In 2003, three self-professed clowns started down a path lit by their experience at Interplay and Black Isle Studios.
More than fifteen years later, one needn’t look skyward to find the path they followed. Visitors who set foot in Obsidian’s lobby are greeted by wall-to-wall statues, t-shirts, awards, framed magazine covers, and mementos from more than a decade of crafting some of roleplaying’s most memorable experiences—stars formed by the hands of storytellers and woven into constellations that celebrate a rich history.
Feargus Urquhart has never stopped stargazing. “With the success of Eternity 1 and Eternity II, I think a lot about, Are we a different studio than we were ten years ago? Absolutely,” he answered.
Obsidian has grown in numerous ways. From their first office in his attic, to nearly 170 employees; from a work-for-hire studio excited to play in other creators’ sandboxes, to creators happy to balance their own dreams with time spent playing in galaxies molded by others. Only one thing has remained immutable: Obsidian Entertainment was and is independently owned.
That could change, provided the circumstances were right. “I'm always very up front: If someone showed up with a dump truck full of gold bricks—not bitcoins, but gold bricks—of course we would sell the company. It would be silly not to, depending on the number. But I do enjoy us being independent,” Urquhart said.

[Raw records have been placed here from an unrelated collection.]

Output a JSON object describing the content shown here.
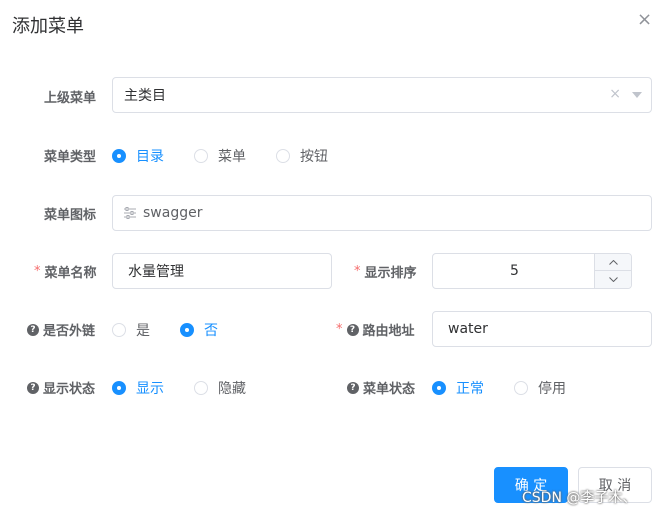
{
  "dialog": {
    "title": "添加菜单",
    "close": "×"
  },
  "form": {
    "parent_menu": {
      "label": "上级菜单",
      "value": "主类目"
    },
    "menu_type": {
      "label": "菜单类型",
      "options": [
        "目录",
        "菜单",
        "按钮"
      ],
      "selected": "目录"
    },
    "menu_icon": {
      "label": "菜单图标",
      "value": "swagger"
    },
    "menu_name": {
      "label": "菜单名称",
      "value": "水量管理"
    },
    "order": {
      "label": "显示排序",
      "value": "5"
    },
    "is_frame": {
      "label": "是否外链",
      "options": [
        "是",
        "否"
      ],
      "selected": "否"
    },
    "route": {
      "label": "路由地址",
      "value": "water"
    },
    "visible": {
      "label": "显示状态",
      "options": [
        "显示",
        "隐藏"
      ],
      "selected": "显示"
    },
    "status": {
      "label": "菜单状态",
      "options": [
        "正常",
        "停用"
      ],
      "selected": "正常"
    }
  },
  "buttons": {
    "confirm": "确 定",
    "cancel": "取 消"
  },
  "watermark": "CSDN @李子木、"
}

Despite his preference for independence, Urquhart acknowledged the difficulties of being in charge of making sure hundreds of people had money to eat and pay their bills every month. Another immutable fact of life at Obsidian: Projects always needed funding, and there was no surefire source. “Kickstarter and Fig are great, but there's a limit to the amount of money you can get. Depending on how well you do, you're looking at two-and-a-half, three million to five or six million. That's kind of the range now. If we wanted to make an epic game, that's a thirty, four, fifty, seventy-million-dollar game. That's not coming from Fig. Where's it going to come from?”
Urquhart believes Obsidian has another epic RPG—one as massive as Stormlands, if not bigger—in its future. When, not if, the time is right, he will be approaching publishers rather than crowdfunding platforms.
No matter how the stars align, Obsidian’s identity will remain intact.
“I'm not saying that's what we're doing right now,” Urquhart said of creating an epic RPG, “but the thing about being independent is you're always looking at: We want to make these games, we want to be successful, we want to stay who we are.”